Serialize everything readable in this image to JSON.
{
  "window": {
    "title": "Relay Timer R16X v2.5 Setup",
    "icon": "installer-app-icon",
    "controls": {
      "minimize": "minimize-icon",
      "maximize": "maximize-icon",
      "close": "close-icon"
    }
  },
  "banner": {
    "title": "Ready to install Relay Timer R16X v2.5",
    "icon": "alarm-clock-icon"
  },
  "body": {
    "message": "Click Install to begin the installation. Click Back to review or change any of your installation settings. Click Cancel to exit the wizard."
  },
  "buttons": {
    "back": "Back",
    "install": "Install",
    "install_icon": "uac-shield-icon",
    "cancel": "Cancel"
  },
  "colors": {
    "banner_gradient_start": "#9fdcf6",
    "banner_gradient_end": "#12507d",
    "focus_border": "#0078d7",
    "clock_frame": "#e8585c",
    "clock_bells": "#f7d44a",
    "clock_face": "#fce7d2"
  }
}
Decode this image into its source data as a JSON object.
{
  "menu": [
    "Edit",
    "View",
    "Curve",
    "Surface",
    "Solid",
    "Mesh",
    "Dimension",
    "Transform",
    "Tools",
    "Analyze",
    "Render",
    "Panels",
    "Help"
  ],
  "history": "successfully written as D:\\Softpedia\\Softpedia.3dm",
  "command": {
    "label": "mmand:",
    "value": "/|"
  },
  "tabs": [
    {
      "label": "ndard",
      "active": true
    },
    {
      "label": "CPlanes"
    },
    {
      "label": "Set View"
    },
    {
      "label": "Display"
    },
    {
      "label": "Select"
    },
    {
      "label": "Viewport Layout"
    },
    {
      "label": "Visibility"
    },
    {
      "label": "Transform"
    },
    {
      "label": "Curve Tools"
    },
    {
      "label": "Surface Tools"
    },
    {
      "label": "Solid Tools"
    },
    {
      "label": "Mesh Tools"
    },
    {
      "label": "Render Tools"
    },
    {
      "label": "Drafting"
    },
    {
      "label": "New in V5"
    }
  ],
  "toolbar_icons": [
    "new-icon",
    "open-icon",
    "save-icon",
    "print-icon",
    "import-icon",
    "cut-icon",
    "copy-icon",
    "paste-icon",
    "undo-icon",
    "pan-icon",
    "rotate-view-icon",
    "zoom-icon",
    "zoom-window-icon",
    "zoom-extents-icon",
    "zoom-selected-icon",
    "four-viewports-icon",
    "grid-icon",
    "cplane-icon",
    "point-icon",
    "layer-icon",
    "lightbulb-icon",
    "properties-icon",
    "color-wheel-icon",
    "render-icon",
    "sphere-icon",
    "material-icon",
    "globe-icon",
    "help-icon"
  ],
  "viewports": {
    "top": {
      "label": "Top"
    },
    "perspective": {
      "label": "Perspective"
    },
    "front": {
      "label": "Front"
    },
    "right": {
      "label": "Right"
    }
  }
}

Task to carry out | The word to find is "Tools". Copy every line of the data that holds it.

Solution below |
    "Tools",
      "label": "Curve Tools"
      "label": "Surface Tools"
      "label": "Solid Tools"
      "label": "Mesh Tools"
      "label": "Render Tools"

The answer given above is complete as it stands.